Compared to a few of these rural districts this one shows some real soft support for the Republican incumbent. While it won't be easy, Democrats in the area ought to compete for this seat if they can.
Here is why.
The best way, for a political party, to connect with voters is to ask for their vote. Last cycle, Democrats did not contest 44 out 100 House of Delegates seat in Virginia. Those 44 seats represent roughly 3,520,000 Virginians. It does not matter your view on the issues, if a party does not run candidates in your district, it is less likely you will support that party consistently. If Democrats do not ask for these votes, the message to Virginians living in these mostly rural districts is the Democratic Party is not interested in their concerns.
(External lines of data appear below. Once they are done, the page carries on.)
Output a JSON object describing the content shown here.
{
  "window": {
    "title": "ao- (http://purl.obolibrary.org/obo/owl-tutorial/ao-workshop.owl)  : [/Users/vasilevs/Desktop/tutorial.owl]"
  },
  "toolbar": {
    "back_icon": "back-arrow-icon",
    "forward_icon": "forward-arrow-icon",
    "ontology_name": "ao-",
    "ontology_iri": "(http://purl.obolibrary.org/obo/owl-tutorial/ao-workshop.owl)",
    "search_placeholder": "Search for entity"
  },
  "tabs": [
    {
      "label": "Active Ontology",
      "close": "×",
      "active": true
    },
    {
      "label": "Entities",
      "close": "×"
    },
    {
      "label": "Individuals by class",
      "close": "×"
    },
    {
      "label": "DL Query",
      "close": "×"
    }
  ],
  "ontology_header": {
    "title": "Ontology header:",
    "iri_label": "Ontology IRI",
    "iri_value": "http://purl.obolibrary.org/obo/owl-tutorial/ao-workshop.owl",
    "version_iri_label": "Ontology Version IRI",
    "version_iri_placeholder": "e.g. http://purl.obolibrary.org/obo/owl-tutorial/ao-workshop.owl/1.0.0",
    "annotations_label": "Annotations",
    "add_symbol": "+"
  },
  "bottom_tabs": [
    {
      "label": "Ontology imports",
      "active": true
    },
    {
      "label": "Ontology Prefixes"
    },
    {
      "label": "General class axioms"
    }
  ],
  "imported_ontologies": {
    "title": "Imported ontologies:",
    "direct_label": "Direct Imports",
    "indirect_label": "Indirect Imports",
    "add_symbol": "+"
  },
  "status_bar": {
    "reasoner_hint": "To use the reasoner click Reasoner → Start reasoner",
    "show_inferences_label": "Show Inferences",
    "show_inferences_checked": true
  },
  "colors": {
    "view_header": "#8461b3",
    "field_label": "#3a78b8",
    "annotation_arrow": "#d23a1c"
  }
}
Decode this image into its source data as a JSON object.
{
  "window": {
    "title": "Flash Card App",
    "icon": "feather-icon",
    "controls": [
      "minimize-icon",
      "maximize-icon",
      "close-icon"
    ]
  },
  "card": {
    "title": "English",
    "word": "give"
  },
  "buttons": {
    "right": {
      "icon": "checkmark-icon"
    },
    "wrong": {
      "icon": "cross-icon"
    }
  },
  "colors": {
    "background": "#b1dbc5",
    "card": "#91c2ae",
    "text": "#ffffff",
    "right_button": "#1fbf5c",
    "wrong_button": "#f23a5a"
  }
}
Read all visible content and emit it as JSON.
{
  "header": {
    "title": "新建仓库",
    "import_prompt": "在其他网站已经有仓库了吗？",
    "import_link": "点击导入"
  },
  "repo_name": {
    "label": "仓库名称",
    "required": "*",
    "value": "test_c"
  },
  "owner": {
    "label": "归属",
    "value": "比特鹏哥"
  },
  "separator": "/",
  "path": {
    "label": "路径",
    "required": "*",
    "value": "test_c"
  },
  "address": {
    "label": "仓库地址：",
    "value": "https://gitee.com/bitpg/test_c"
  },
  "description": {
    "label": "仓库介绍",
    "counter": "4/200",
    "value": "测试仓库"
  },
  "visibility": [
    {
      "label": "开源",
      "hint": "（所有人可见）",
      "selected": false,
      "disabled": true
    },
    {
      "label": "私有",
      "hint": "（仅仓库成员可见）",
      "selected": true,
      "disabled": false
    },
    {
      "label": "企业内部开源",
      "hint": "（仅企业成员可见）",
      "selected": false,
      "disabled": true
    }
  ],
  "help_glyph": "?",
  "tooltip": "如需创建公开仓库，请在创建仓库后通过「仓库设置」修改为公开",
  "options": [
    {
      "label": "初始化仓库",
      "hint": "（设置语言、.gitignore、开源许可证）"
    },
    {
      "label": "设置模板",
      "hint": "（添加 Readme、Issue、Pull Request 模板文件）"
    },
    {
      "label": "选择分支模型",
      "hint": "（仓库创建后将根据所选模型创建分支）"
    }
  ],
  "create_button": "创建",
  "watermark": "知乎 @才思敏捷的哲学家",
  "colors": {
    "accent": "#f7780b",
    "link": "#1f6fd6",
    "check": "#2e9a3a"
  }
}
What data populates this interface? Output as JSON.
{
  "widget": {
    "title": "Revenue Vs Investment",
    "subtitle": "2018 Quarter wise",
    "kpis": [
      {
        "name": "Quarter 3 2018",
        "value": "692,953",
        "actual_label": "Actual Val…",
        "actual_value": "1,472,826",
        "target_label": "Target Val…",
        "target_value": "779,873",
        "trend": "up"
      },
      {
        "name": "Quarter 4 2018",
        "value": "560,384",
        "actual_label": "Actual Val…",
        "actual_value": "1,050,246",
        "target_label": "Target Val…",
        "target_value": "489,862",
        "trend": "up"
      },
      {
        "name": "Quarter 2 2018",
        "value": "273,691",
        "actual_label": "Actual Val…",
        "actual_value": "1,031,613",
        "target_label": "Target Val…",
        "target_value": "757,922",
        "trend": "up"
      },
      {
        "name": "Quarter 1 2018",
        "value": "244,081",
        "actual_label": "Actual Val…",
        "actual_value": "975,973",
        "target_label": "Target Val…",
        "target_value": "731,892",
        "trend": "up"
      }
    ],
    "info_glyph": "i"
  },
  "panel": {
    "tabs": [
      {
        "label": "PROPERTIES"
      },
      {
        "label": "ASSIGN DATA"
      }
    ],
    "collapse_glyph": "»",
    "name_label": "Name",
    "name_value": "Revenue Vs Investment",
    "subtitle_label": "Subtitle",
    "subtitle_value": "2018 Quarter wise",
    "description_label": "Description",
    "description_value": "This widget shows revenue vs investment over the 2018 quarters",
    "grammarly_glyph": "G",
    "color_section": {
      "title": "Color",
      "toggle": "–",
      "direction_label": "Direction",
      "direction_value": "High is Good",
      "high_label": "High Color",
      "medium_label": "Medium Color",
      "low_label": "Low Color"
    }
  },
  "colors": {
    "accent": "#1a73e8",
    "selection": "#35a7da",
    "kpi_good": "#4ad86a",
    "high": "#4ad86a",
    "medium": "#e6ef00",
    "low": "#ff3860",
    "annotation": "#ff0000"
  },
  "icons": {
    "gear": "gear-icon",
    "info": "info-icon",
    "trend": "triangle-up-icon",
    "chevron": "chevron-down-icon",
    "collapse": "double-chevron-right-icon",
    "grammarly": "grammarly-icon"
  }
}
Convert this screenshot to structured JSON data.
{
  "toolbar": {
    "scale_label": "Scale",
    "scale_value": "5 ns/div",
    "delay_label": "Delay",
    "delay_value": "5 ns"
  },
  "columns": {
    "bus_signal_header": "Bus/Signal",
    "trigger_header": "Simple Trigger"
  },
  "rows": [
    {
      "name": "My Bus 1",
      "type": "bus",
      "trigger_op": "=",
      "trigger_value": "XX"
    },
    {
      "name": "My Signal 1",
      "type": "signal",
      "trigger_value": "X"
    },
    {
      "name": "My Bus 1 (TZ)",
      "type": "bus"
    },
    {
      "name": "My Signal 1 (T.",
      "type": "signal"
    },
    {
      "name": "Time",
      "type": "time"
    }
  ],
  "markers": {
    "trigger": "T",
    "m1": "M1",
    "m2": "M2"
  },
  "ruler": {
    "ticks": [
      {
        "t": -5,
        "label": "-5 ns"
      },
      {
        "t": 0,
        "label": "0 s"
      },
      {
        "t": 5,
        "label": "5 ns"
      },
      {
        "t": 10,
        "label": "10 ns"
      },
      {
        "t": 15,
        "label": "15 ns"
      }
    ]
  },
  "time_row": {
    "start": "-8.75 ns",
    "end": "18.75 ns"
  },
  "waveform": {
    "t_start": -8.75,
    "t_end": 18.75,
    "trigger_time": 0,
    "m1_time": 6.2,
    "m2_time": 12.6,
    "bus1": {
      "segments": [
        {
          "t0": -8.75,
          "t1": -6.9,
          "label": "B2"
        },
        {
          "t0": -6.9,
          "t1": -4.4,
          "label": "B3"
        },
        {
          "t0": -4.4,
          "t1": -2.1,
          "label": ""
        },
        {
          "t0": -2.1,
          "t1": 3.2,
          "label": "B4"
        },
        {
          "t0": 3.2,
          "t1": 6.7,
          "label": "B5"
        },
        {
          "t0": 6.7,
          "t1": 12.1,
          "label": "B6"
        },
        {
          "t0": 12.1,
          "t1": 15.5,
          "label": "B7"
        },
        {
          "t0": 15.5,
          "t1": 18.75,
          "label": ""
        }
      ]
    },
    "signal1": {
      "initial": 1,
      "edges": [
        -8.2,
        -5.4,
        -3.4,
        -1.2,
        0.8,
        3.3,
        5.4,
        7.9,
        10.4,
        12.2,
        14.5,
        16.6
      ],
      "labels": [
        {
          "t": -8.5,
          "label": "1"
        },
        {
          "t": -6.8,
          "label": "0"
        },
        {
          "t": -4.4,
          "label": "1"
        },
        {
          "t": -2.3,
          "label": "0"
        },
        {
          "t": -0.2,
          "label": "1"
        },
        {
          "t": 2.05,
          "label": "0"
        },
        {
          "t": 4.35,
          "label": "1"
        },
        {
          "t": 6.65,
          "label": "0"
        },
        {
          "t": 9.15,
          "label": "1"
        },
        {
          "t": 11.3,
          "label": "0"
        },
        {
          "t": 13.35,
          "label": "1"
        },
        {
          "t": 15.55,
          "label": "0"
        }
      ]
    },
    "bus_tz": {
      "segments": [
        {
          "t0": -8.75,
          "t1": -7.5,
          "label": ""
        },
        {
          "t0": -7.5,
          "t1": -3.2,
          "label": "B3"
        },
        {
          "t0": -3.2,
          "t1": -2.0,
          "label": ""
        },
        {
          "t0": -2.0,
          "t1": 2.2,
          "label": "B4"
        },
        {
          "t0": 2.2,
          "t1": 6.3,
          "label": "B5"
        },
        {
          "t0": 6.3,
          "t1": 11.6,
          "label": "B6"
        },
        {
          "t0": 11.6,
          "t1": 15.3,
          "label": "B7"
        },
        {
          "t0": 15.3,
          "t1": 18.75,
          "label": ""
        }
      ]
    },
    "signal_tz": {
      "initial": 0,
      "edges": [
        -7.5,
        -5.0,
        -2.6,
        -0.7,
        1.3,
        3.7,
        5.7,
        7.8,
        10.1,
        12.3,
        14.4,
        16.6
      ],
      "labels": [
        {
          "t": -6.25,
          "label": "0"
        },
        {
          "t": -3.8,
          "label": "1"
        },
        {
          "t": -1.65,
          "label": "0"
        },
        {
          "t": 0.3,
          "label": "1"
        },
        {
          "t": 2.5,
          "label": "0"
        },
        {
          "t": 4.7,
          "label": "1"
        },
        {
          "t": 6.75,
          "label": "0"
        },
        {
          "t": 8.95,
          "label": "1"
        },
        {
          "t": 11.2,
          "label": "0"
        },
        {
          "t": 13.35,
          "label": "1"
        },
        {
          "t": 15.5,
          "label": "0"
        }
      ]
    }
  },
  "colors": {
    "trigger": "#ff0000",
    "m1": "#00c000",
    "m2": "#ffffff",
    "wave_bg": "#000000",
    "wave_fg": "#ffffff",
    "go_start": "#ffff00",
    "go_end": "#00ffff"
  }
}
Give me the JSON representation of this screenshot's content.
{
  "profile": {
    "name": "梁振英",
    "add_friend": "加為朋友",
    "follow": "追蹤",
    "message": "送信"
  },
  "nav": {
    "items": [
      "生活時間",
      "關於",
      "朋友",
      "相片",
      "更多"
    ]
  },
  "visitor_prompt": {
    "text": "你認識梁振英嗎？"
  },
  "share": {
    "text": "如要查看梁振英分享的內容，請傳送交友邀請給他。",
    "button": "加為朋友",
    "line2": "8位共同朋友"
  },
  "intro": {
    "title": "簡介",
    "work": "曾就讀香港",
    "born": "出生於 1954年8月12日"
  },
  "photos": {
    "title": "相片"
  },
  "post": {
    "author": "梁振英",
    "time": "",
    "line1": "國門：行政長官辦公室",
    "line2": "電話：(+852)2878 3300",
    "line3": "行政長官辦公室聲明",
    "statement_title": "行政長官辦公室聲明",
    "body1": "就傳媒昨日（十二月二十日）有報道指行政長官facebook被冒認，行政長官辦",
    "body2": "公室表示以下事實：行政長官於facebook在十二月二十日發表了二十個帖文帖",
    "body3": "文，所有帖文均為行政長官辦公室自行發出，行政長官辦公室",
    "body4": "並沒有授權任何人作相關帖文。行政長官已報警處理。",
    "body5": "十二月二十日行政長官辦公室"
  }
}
This issue is not unique to Virginia either. In the last cycle, Democrats did not compete in 1,479 state legislative races nationwide. The districts we did not compete in represent more that 117,000,000 people. We often ask how people in "red America" can so consistently vote against their interests.
They are not voting against their interests at all; they are simply voting for those showing an interest in them.
As noted above, it is of critical importance we try to field candidates in as many districts as possible. If you can run, please do. These state legislative races are vital to our Democracy. They are the most local seats with enumerated powers in our Constitution. The power to change our Constitution rests in the state legislatures hands, and Republicans only need 24 more seats to control the number of states they need to do just that.
CONNECT WITH YOUR LOCAL DEMOCRATIC PARTY
- Democratic Party of Floyd County Virginia Facebook
- Montgomery County Virginia Democrats Facebook
- Pulaski County Virginia Democratic Committee Facebook
We need people to step up across Virginia. We are doing well contesting 79 of 100 districts this cycle. That said, if we want to start to bridge the rural and urban divide, if we want to represent all people across the state, heck across the nation, we need to step up and ask for their votes. Let's work together to find a candidate to challenge for this seat and across the other 20 districts across the state that needs a Democratic challenger as yet.